> **Activity**: Retype the listing below exactly, pictures removed.

> **Supplied material**:
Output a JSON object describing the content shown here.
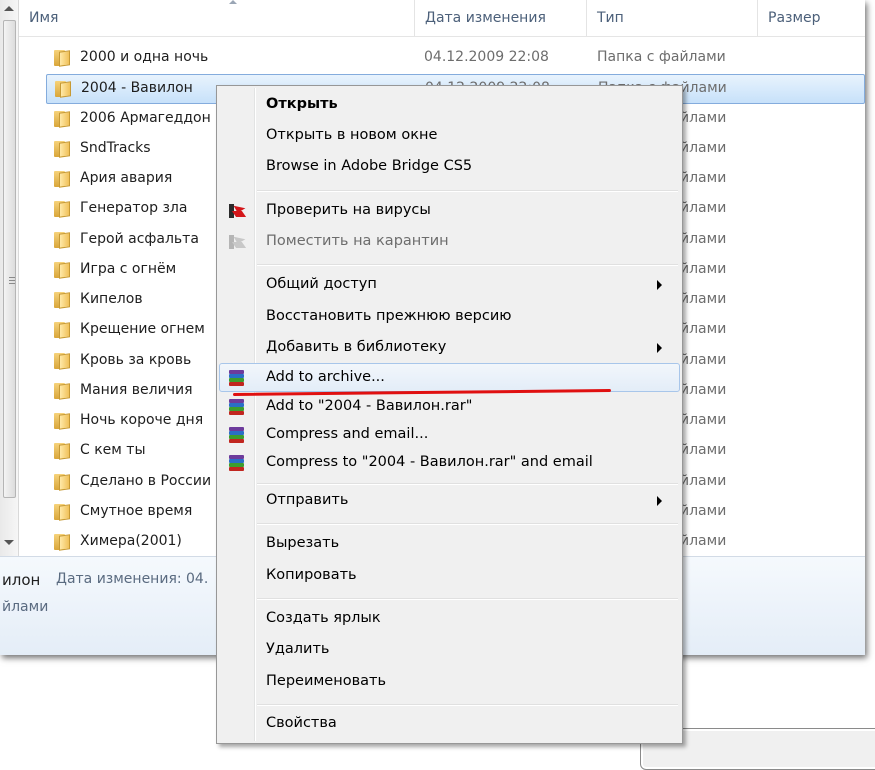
{
  "columns": {
    "name": "Имя",
    "date": "Дата изменения",
    "type": "Тип",
    "size": "Размер"
  },
  "files": [
    {
      "name": "2000 и одна ночь",
      "date": "04.12.2009 22:08",
      "type": "Папка с файлами"
    },
    {
      "name": "2004 - Вавилон",
      "date": "04.12.2009 22:08",
      "type": "Папка с файлами",
      "selected": true
    },
    {
      "name": "2006 Армагеддон",
      "type": "йлами"
    },
    {
      "name": "SndTracks",
      "type": "йлами"
    },
    {
      "name": "Ария авария",
      "type": "йлами"
    },
    {
      "name": "Генератор зла",
      "type": "йлами"
    },
    {
      "name": "Герой асфальта",
      "type": "йлами"
    },
    {
      "name": "Игра с огнём",
      "type": "йлами"
    },
    {
      "name": "Кипелов",
      "type": "йлами"
    },
    {
      "name": "Крещение огнем",
      "type": "йлами"
    },
    {
      "name": "Кровь за кровь",
      "type": "йлами"
    },
    {
      "name": "Мания величия",
      "type": "йлами"
    },
    {
      "name": "Ночь короче дня",
      "type": "йлами"
    },
    {
      "name": "С кем ты",
      "type": "йлами"
    },
    {
      "name": "Сделано в России",
      "type": "йлами"
    },
    {
      "name": "Смутное время",
      "type": "йлами"
    },
    {
      "name": "Химера(2001)",
      "type": "йлами"
    }
  ],
  "details": {
    "name": "илон",
    "label": "Дата изменения: 04.",
    "type": "йлами"
  },
  "menu": {
    "open": "Открыть",
    "open_new_window": "Открыть в новом окне",
    "browse_bridge": "Browse in Adobe Bridge CS5",
    "scan_viruses": "Проверить на вирусы",
    "quarantine": "Поместить на карантин",
    "share": "Общий доступ",
    "restore_version": "Восстановить прежнюю версию",
    "add_library": "Добавить в библиотеку",
    "add_archive": "Add to archive...",
    "add_to_rar": "Add to \"2004 - Вавилон.rar\"",
    "compress_email": "Compress and email...",
    "compress_rar_email": "Compress to \"2004 - Вавилон.rar\" and email",
    "send_to": "Отправить",
    "cut": "Вырезать",
    "copy": "Копировать",
    "create_shortcut": "Создать ярлык",
    "delete": "Удалить",
    "rename": "Переименовать",
    "properties": "Свойства"
  },
  "icons": {
    "folder": "folder-icon",
    "antivirus": "kaspersky-icon",
    "archive": "winrar-icon",
    "submenu": "chevron-right-icon"
  },
  "colors": {
    "selection": "#c7e1fa",
    "menu_bg": "#f0f0f0",
    "annotation": "#e01010",
    "header_text": "#4c607a"
  }
}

> **Reply**:
Output a JSON object describing the content shown here.
{
  "columns": {
    "name": "Имя",
    "date": "Дата изменения",
    "type": "Тип",
    "size": "Размер"
  },
  "files": [
    {
      "name": "2000 и одна ночь",
      "date": "04.12.2009 22:08",
      "type": "Папка с файлами"
    },
    {
      "name": "2004 - Вавилон",
      "date": "04.12.2009 22:08",
      "type": "Папка с файлами",
      "selected": true
    },
    {
      "name": "2006 Армагеддон",
      "type": "йлами"
    },
    {
      "name": "SndTracks",
      "type": "йлами"
    },
    {
      "name": "Ария авария",
      "type": "йлами"
    },
    {
      "name": "Генератор зла",
      "type": "йлами"
    },
    {
      "name": "Герой асфальта",
      "type": "йлами"
    },
    {
      "name": "Игра с огнём",
      "type": "йлами"
    },
    {
      "name": "Кипелов",
      "type": "йлами"
    },
    {
      "name": "Крещение огнем",
      "type": "йлами"
    },
    {
      "name": "Кровь за кровь",
      "type": "йлами"
    },
    {
      "name": "Мания величия",
      "type": "йлами"
    },
    {
      "name": "Ночь короче дня",
      "type": "йлами"
    },
    {
      "name": "С кем ты",
      "type": "йлами"
    },
    {
      "name": "Сделано в России",
      "type": "йлами"
    },
    {
      "name": "Смутное время",
      "type": "йлами"
    },
    {
      "name": "Химера(2001)",
      "type": "йлами"
    }
  ],
  "details": {
    "name": "илон",
    "label": "Дата изменения: 04.",
    "type": "йлами"
  },
  "menu": {
    "open": "Открыть",
    "open_new_window": "Открыть в новом окне",
    "browse_bridge": "Browse in Adobe Bridge CS5",
    "scan_viruses": "Проверить на вирусы",
    "quarantine": "Поместить на карантин",
    "share": "Общий доступ",
    "restore_version": "Восстановить прежнюю версию",
    "add_library": "Добавить в библиотеку",
    "add_archive": "Add to archive...",
    "add_to_rar": "Add to \"2004 - Вавилон.rar\"",
    "compress_email": "Compress and email...",
    "compress_rar_email": "Compress to \"2004 - Вавилон.rar\" and email",
    "send_to": "Отправить",
    "cut": "Вырезать",
    "copy": "Копировать",
    "create_shortcut": "Создать ярлык",
    "delete": "Удалить",
    "rename": "Переименовать",
    "properties": "Свойства"
  },
  "icons": {
    "folder": "folder-icon",
    "antivirus": "kaspersky-icon",
    "archive": "winrar-icon",
    "submenu": "chevron-right-icon"
  },
  "colors": {
    "selection": "#c7e1fa",
    "menu_bg": "#f0f0f0",
    "annotation": "#e01010",
    "header_text": "#4c607a"
  }
}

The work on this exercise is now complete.